| YOUR GOAL |
If a line in the records contains the string "name", show that line.

::: DATA TO USE :::

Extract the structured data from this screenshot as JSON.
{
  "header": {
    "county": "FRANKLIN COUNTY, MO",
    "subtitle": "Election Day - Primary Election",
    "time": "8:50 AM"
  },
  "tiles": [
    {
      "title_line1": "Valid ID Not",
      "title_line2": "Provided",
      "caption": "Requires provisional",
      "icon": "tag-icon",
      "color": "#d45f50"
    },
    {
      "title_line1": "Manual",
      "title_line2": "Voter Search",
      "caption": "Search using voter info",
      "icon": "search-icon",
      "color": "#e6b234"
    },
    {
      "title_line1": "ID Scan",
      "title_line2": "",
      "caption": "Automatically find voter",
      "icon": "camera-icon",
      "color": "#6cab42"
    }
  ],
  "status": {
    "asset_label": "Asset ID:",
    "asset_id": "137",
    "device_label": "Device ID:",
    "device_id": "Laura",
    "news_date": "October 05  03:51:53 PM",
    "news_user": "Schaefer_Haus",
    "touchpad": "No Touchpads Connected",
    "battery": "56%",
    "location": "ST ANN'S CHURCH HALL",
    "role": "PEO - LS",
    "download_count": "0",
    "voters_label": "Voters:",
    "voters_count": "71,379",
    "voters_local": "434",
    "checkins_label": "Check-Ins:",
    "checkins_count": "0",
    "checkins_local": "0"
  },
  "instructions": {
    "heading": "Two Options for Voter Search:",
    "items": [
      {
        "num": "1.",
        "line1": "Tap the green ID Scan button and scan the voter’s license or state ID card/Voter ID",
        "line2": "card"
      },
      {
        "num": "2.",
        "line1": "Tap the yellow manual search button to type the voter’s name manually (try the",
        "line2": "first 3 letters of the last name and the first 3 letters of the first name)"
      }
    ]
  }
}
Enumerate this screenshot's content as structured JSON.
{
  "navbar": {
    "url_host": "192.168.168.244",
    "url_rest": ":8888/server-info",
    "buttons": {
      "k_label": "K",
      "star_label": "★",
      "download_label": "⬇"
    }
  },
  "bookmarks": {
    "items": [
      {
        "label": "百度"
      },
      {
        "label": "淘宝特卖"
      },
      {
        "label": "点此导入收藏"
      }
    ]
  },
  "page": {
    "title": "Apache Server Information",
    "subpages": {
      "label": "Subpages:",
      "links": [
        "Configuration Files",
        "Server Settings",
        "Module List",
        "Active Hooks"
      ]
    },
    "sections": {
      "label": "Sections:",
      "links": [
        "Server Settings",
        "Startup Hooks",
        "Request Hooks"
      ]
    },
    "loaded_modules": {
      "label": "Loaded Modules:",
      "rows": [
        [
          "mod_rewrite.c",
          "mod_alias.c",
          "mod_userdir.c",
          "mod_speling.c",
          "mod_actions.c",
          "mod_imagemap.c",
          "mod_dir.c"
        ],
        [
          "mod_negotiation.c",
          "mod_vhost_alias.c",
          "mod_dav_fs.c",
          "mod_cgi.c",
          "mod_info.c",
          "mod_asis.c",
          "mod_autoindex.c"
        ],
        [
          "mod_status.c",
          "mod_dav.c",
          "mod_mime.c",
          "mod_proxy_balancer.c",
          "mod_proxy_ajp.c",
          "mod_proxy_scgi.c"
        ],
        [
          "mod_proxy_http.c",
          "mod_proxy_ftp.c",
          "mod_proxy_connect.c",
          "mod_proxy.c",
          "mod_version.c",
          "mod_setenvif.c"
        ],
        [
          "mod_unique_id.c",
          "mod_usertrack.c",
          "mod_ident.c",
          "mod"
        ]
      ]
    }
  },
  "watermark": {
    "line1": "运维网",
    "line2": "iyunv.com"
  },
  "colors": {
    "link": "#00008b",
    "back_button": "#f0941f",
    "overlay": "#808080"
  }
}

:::

| REPLY TO THE TASK |
        "line1": "Tap the yellow manual search button to type the voter’s name manually (try the",
        "line2": "first 3 letters of the last name and the first 3 letters of the first name)"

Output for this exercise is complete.